Marc D. Silverstein, Chairman, Israel Action Committee
They [Jacob’s brothers] saw him [Jacob] from afar, and before he came close to them, conspired to kill him. They said to one another, here comes the dreamer! (Gen 37:18-19)
In his D’Var Torah on Shabbat Morning at the URJ Biennial, Rabbi Rick Jacobs tells us that Joseph’s brothers saw their brother only from afar, and they didn’t like what they saw. From afar American Jews and Israeli Jews appear to be increasingly foreign to each other. Despite “shared values, collective memory, and common aspirations”, Rabbi Jacobs asks, “are we at a breaking point in Diaspora-Israel Relations?” He described American Reform Judaism as “the largest movement in American Judaism . . . vibrant, inclusive, intellectually honest, and passionate. . .” He said, “Let’s stop using the label “diaspora,” in describing ourselves. Diaspora implies a center and a periphery. Let us use the term “world Jewry” instead. Today, there is more than one center of Jewish life. . . . Let’s stop thinking that Israel unilaterally sets the agenda for World Jewry. That paradigm is broken, and the time has come that we replace it with an ethos of an interdependent, mutually responsible world Jewish community with two powerful centers, North America and Israel. Let us celebrate two great centers of Jewish life bound together in shaping the destiny of the Jewish people.
In his Erev Yom Kippur Sermon, Rabbi David Freelund spoke powerfully about the relevance of our experience as American Jews for Israel. “The unique historical experience of America’s Jews is exactly what Israel needs to draw upon. The Jews of Israel are overwhelmingly from nations that have no lengthy tradition of democracy and no history of separating religion and state. Over 150 years in America have taught us a better way and we are needed now to impart that to our brothers and sisters in Israel. The very reason our people have been able to take root in America and enjoy success is the wall of separation between church and state that our founders knew was essential. We have learned that our religious faith means more when it’s free of coercion and untainted by the state.

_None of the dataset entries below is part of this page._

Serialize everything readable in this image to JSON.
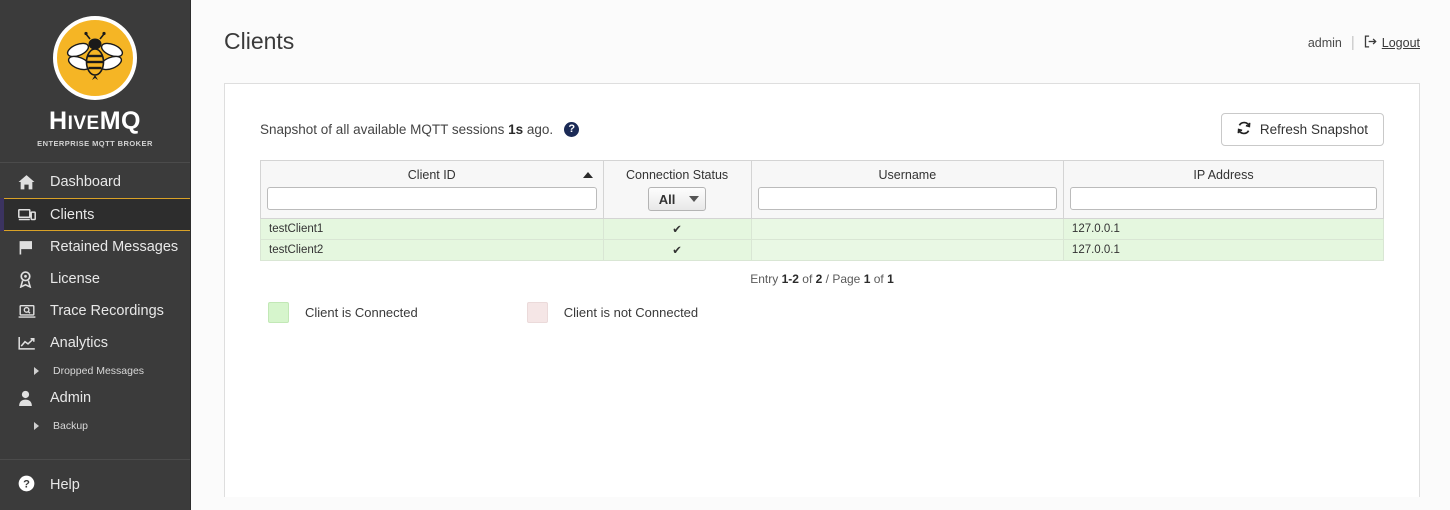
{
  "brand": {
    "logo_icon": "bee-logo-icon",
    "wordmark": "HiveMQ",
    "tagline": "ENTERPRISE MQTT BROKER",
    "logo_bg": "#f5b525"
  },
  "sidebar": {
    "items": [
      {
        "label": "Dashboard",
        "icon": "home-icon",
        "active": false
      },
      {
        "label": "Clients",
        "icon": "devices-icon",
        "active": true
      },
      {
        "label": "Retained Messages",
        "icon": "flag-icon",
        "active": false
      },
      {
        "label": "License",
        "icon": "award-icon",
        "active": false
      },
      {
        "label": "Trace Recordings",
        "icon": "laptop-search-icon",
        "active": false
      },
      {
        "label": "Analytics",
        "icon": "chart-line-icon",
        "active": false
      }
    ],
    "analytics_sub": {
      "label": "Dropped Messages",
      "icon": "caret-right-icon"
    },
    "admin": {
      "label": "Admin",
      "icon": "user-icon"
    },
    "admin_sub": {
      "label": "Backup",
      "icon": "caret-right-icon"
    },
    "help": {
      "label": "Help",
      "icon": "question-circle-icon"
    },
    "active_accent": "#d9a227"
  },
  "header": {
    "title": "Clients",
    "user": "admin",
    "divider": "|",
    "logout_label": "Logout",
    "logout_icon": "sign-out-icon"
  },
  "snapshot": {
    "text_before": "Snapshot of all available MQTT sessions ",
    "elapsed": "1s",
    "text_after": " ago.",
    "help_icon": "question-mark-icon",
    "refresh_label": "Refresh Snapshot",
    "refresh_icon": "refresh-icon"
  },
  "table": {
    "columns": [
      {
        "label": "Client ID",
        "sort": "asc",
        "filter_type": "text",
        "filter_value": ""
      },
      {
        "label": "Connection Status",
        "filter_type": "select",
        "filter_value": "All"
      },
      {
        "label": "Username",
        "filter_type": "text",
        "filter_value": ""
      },
      {
        "label": "IP Address",
        "filter_type": "text",
        "filter_value": ""
      }
    ],
    "rows": [
      {
        "client_id": "testClient1",
        "status": "✔",
        "username": "",
        "ip": "127.0.0.1",
        "connected": true
      },
      {
        "client_id": "testClient2",
        "status": "✔",
        "username": "",
        "ip": "127.0.0.1",
        "connected": true
      }
    ]
  },
  "pagination": {
    "entry_word": "Entry ",
    "entry_range": "1-2",
    "of_word": " of ",
    "total": "2",
    "page_word": " / Page ",
    "page_current": "1",
    "page_of_word": " of ",
    "page_total": "1"
  },
  "legend": {
    "connected_label": "Client is Connected",
    "connected_color": "#d6f5cc",
    "disconnected_label": "Client is not Connected",
    "disconnected_color": "#f5e6e6"
  }
}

Rabbi Freelund urged us to “get to know the IMPJ, the Israel Movement for Progressive Judaism… which is supporting all of the non-orthodox congregations in Israel. Get to know IRAC, the Israel Religious Action Center… which is fighting court cases before the Israeli High Court to guarantee freedom and pluralism. Support ARZA, the Association of Reform Zionists of America, because only when we support what we want to see will we see change. We are the world’s single biggest positive example for religious coexistence in the United States and the absence of government interference in religion. We desperately need to communicate that to our people in Israel.”